When Tzipi Livni was foreign minister, she warned the Palestinian Authority not to accept a deal offered by then-prime minister Ehud Olmert, former US ambassador to Israel Martin Indyk said on Thursday morning.
In a discussion at President Shimon Peres's 'Facing Tomorrow' Presidential Conference 2009 in Jerusalem, Indyk said that the Palestinians should not be blamed for rejecting Olmert's peace offer, because of his unstable political situation at the time, Army Radio reported.
Later in the day, Indyk clarified that he was not in the room when the incident took place.
"I was not present at the negotiating table but heard accounts from several sources," Indyk said in a statement quoted by Army Radio. "I don't believe Livni insinuated to the Palestinians that their situation would improve if they rejected Olmert's offer," the former US ambassador to Israel reportedly said.
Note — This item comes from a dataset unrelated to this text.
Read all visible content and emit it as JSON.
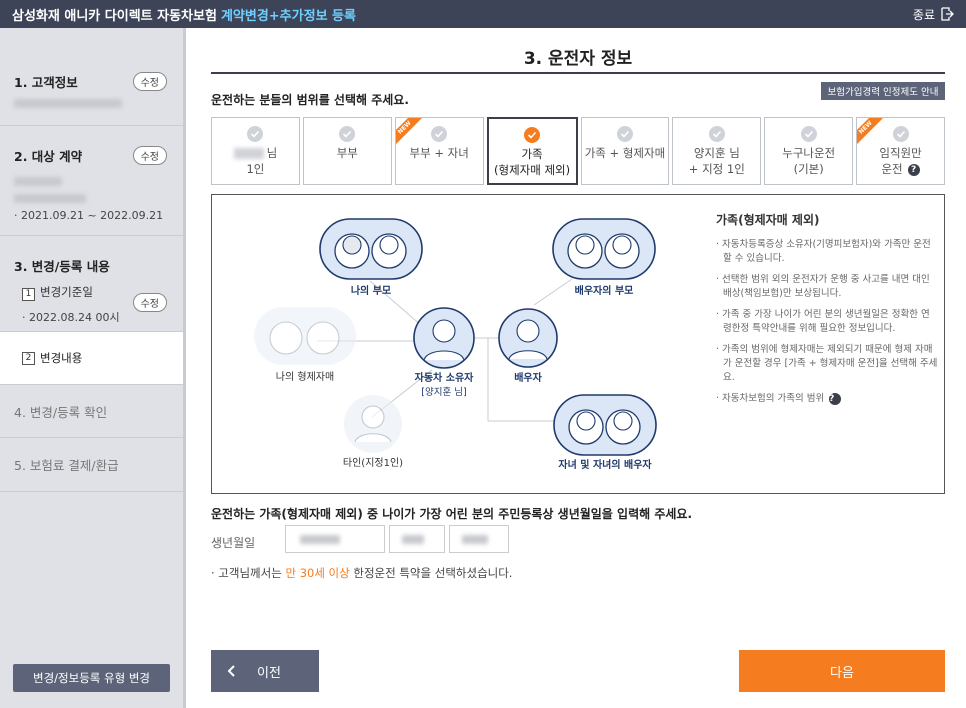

When asked by Channel 2 reporter Udi Segal, who was hosting the panel, whether the Palestinians missed an opportunity when they rejected Olmert's proposal, Indyk had reportedly replied that "the prime minister was about to have an indictment filed against him and the foreign minister herself specifically told both the Americans and the Palestinians: Don't you dare sign the agreement."
Livni denied the report, saying that she was not involved in the contacts between Olmert and Palestinian Authority President Mahmoud Abbas.
"When the Israeli offer was made public, I publicly announced that I did not support it," Army Radio quoted her as saying. "I had no need to speak behind Olmert's back."
Livni reportedly stressed that she was opposed to Olmert's proposed peace plan because it called for the return of thousands of Palestinian refugees to the country, and would lead to an international force gaining control over Jerusalem's Old City.
It is noteworthy that Indyk, who was the US ambassador to Israel in 1995-1997 and 2000-2001, did not hold an official post in the administration of former US president George W. Bush, during Livni's term as foreign minister.